___ Provided data

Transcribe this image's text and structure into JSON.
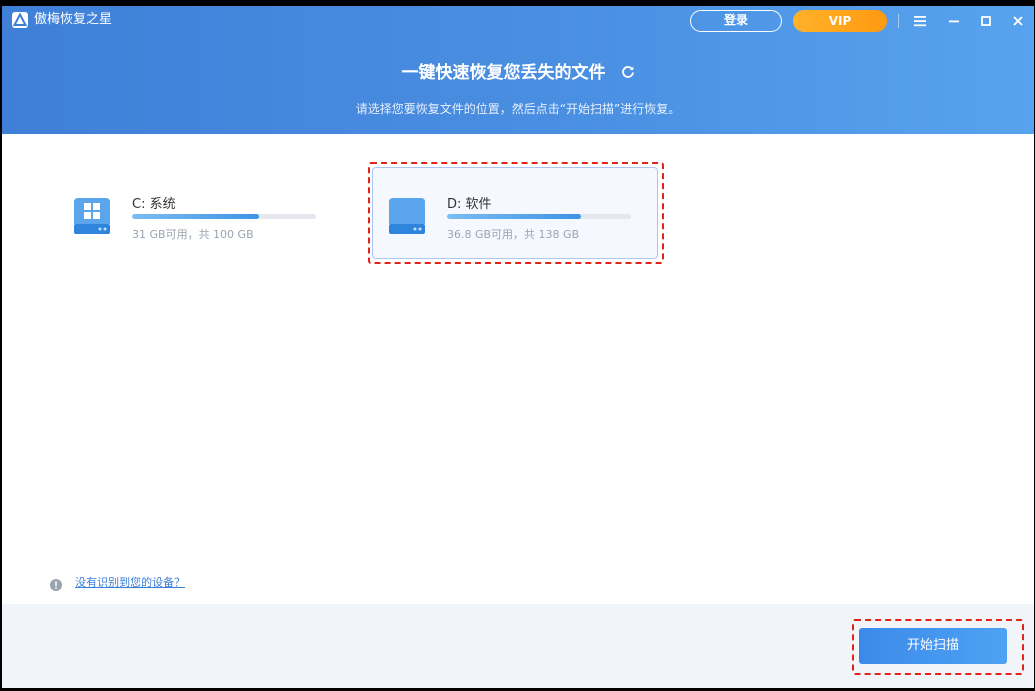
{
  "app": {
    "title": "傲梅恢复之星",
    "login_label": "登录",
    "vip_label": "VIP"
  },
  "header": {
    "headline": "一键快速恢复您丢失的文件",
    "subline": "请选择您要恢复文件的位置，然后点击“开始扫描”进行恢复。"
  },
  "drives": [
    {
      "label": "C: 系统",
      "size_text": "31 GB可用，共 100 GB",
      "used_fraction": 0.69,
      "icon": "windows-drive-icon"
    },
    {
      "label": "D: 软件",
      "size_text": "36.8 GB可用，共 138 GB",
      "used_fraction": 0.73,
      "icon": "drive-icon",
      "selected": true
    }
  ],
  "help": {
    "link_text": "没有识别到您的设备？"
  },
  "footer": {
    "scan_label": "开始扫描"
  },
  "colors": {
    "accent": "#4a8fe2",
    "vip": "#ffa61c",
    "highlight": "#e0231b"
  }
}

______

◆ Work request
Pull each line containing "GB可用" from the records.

◆ Task output
      "size_text": "31 GB可用，共 100 GB",
      "size_text": "36.8 GB可用，共 138 GB",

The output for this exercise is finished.